** BRIEF **
Where does the string "icon" occur in the records? Copy each line that holds it.
[RECORDS SUPPLIED]
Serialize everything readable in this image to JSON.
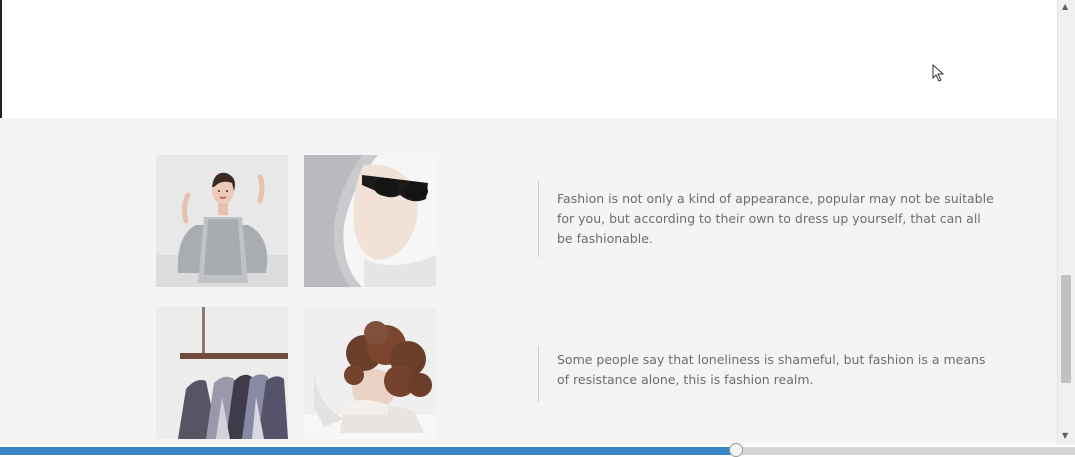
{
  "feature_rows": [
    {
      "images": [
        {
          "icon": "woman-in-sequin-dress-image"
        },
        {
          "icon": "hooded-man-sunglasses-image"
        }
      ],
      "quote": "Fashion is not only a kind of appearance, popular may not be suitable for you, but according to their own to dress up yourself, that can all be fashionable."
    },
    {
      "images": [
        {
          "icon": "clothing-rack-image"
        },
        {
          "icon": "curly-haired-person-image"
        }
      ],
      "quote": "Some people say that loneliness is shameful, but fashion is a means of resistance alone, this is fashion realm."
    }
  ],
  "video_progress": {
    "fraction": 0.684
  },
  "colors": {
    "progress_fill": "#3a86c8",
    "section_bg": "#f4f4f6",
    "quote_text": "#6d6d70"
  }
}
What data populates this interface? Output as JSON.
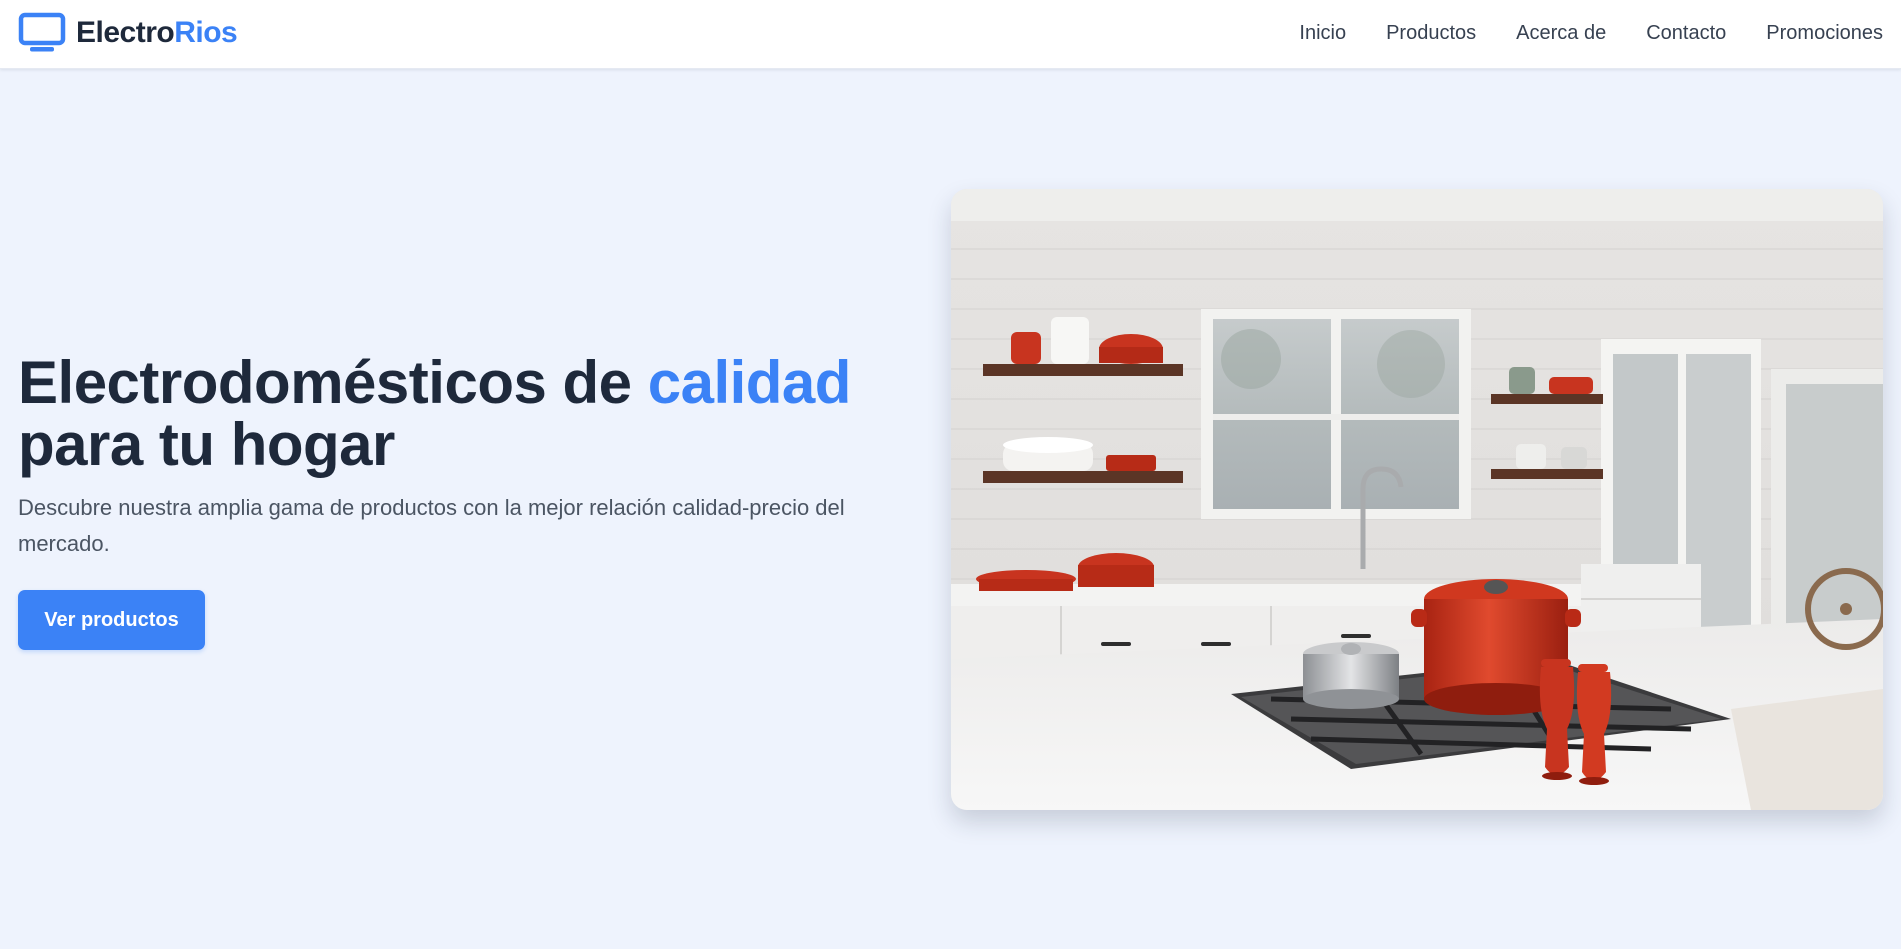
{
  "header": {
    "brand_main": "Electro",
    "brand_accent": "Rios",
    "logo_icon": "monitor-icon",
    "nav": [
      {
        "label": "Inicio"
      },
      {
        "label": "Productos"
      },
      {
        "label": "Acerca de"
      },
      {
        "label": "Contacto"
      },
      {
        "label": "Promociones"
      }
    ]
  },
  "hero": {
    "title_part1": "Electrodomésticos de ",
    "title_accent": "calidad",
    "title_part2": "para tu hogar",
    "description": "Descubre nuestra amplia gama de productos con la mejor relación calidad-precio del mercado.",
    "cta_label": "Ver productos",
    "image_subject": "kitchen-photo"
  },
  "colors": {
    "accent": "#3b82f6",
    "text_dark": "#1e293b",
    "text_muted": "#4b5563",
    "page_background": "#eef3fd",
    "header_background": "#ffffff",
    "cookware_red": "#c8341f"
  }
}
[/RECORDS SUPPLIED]
** SOLUTION TO THIS EXERCISE **
          "icon": "woman-in-sequin-dress-image"
          "icon": "hooded-man-sunglasses-image"
          "icon": "clothing-rack-image"
          "icon": "curly-haired-person-image"
    "logo_icon": "monitor-icon",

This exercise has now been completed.